## Exercise instructions
Copy each line of the data below with the word "this".

(Data records for software interfaces)

====================

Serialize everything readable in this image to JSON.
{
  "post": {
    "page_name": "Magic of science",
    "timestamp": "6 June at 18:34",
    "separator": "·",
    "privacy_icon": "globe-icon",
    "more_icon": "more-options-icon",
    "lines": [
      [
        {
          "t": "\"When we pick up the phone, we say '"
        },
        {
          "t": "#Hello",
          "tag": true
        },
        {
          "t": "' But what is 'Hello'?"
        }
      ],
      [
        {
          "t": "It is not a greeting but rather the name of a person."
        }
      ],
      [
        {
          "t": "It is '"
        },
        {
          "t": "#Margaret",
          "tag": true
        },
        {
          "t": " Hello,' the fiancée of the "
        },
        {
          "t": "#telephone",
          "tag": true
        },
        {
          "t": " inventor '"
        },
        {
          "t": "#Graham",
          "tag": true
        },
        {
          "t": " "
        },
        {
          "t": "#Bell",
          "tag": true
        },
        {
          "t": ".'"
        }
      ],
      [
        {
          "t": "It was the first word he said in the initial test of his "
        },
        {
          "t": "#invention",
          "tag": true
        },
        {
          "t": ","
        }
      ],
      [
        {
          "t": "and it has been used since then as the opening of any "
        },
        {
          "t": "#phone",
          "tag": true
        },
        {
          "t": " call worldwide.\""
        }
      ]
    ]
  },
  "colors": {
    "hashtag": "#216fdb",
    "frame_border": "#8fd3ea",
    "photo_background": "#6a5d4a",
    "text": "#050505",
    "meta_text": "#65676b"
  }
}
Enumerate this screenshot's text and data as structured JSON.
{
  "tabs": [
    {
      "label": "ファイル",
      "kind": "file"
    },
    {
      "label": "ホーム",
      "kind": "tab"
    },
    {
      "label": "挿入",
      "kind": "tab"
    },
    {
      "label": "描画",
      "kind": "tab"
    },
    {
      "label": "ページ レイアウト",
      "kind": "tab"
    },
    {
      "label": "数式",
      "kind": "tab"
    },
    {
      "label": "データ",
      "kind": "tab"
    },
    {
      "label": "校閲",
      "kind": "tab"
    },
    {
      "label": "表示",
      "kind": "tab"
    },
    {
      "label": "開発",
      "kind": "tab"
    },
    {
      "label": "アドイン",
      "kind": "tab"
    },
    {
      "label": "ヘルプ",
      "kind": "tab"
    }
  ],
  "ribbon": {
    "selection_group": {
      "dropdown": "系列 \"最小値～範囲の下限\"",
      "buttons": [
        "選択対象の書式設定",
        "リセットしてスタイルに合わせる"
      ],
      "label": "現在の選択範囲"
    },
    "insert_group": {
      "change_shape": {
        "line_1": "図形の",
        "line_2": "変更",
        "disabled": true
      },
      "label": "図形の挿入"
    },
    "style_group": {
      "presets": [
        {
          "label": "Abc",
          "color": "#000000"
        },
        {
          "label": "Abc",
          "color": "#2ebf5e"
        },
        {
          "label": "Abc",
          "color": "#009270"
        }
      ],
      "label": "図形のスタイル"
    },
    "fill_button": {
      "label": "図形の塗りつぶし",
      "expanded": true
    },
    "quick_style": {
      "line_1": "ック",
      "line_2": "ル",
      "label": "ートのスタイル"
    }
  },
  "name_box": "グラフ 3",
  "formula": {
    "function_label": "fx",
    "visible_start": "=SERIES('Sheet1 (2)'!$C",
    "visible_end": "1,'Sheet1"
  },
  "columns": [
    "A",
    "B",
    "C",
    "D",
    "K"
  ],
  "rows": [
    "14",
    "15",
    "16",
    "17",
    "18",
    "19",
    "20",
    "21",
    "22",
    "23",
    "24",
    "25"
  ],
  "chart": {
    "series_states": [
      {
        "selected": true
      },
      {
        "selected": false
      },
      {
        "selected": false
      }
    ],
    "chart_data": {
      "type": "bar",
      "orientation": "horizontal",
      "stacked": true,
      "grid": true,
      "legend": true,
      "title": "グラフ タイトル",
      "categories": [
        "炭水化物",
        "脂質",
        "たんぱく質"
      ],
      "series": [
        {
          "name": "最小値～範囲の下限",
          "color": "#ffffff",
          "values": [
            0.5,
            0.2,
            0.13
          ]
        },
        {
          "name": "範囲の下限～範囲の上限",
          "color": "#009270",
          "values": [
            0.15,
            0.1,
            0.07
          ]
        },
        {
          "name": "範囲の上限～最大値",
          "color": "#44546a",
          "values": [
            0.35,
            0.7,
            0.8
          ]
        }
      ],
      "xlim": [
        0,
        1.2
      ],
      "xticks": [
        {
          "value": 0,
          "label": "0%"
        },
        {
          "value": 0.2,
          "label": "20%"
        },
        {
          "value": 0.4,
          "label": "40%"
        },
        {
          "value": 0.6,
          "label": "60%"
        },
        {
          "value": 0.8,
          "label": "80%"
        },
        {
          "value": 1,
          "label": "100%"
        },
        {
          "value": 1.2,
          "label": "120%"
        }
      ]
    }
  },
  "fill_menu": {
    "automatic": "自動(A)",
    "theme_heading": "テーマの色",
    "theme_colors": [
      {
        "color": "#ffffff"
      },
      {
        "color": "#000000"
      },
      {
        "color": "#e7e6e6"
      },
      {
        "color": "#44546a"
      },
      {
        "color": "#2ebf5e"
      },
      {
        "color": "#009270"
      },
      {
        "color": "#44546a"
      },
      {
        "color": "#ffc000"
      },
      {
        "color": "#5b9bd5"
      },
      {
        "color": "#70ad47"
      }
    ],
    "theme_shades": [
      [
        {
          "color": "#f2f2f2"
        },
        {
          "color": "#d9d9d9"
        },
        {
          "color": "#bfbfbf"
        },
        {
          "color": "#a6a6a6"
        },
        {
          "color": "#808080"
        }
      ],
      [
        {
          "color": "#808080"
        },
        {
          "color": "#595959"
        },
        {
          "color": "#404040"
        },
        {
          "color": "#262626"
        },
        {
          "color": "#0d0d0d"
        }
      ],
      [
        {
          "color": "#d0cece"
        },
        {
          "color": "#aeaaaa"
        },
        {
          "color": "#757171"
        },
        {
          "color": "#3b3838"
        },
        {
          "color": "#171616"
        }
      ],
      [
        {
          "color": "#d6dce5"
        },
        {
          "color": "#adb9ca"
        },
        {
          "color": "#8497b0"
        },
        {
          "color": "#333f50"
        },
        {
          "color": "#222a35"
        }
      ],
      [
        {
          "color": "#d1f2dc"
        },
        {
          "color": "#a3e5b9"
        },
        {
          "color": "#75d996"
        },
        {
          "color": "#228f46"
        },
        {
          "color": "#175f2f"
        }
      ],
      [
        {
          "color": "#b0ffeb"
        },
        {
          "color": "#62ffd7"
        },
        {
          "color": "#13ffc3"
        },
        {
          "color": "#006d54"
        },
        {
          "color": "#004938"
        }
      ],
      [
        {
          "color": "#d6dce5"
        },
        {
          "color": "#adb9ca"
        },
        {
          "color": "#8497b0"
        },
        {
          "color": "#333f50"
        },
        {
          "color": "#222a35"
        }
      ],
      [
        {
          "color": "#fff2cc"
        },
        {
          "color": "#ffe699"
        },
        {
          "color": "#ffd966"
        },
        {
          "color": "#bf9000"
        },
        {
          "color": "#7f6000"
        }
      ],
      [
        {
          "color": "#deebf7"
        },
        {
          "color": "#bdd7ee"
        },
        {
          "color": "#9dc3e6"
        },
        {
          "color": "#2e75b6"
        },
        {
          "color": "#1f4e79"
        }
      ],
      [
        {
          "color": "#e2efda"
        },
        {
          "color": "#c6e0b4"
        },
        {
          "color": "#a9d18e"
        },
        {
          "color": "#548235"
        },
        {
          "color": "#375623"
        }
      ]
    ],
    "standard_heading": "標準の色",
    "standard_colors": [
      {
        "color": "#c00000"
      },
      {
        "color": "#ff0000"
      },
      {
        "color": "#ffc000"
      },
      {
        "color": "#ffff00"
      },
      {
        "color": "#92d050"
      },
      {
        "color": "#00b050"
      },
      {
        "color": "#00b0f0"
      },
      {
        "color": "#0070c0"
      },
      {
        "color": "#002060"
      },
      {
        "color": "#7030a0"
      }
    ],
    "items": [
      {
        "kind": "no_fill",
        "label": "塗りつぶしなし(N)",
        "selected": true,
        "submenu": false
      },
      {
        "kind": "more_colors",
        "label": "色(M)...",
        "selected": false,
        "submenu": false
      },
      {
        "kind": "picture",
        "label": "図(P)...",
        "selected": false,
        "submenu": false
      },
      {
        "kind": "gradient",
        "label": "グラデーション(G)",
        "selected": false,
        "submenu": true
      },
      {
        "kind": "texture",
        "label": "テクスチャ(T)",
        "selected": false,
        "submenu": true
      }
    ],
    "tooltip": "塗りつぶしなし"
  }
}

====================

## Written solution
Serialize everything readable in this image to JSON.
Enumerate this screenshot's text and data as structured JSON.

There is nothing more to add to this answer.